I have the possibility to organize a special track/session at a small computer science conference, however at the moment I'm in the last year of my PhD study.

The special session includes an introduction presentation (related to an editorial) by the organizer (me in this case), some accepted papers presentations, and an "Open Discussion and Closing Remarks" chaired by me as well.

Although I believe to have enough expertise/general knowledge on the topic of the session, do you think it'd be appropriate for me as a PhD student to do this? Or is everyone expecting a doctorate or a professor to organize such sessions?


I have done so, and the participants weren't troubled by it at all. As a PhD student you are supposed to become an expert on your (very narrow) topic, so near the end you are supposed to know more than most about that one topic than others in your field.

Susceptability to status differs quite a bit from country to country and discipline to discipline, so whether this works in your field depends.

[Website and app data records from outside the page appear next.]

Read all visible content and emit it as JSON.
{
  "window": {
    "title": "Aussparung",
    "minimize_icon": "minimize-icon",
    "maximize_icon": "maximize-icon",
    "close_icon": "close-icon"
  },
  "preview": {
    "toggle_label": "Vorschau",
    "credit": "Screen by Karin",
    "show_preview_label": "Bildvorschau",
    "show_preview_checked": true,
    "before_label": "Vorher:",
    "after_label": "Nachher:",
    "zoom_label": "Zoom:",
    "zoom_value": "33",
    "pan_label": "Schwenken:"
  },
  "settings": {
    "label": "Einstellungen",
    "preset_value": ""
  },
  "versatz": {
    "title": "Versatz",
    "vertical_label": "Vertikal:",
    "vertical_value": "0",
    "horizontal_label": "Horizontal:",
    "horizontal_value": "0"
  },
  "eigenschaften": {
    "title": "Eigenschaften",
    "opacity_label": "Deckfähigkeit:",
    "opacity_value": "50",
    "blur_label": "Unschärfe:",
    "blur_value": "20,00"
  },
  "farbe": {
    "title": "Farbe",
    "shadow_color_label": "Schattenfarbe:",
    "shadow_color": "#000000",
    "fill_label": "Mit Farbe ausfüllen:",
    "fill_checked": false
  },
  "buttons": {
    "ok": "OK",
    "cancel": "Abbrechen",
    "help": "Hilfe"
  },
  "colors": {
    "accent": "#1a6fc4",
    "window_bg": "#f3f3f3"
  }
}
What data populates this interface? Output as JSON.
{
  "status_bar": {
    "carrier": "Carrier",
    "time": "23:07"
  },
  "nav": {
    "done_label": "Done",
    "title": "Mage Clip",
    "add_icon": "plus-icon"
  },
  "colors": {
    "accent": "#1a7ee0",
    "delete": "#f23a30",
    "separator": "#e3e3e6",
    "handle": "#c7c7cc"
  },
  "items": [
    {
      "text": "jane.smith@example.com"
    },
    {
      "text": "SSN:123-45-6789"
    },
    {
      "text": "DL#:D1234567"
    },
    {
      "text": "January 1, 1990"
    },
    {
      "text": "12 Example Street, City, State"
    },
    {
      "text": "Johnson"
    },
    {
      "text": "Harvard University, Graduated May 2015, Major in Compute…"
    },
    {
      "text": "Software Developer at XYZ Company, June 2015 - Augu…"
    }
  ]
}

I am Dutch, but the conference was an international one, and my discipline is sociology.


Quite to the contrary, pulling this off demonstrates that you’re able to collaborate, work in a field of special interest, and affords you recognition with a group of leaders. No downside here aside from the time drain and general annoyance of having to do it.

Your Answer

By clicking “Post Your Answer”, you agree to our terms of service, privacy policy and cookie policy

Not the answer you're looking for? Browse other questions tagged or ask your own question.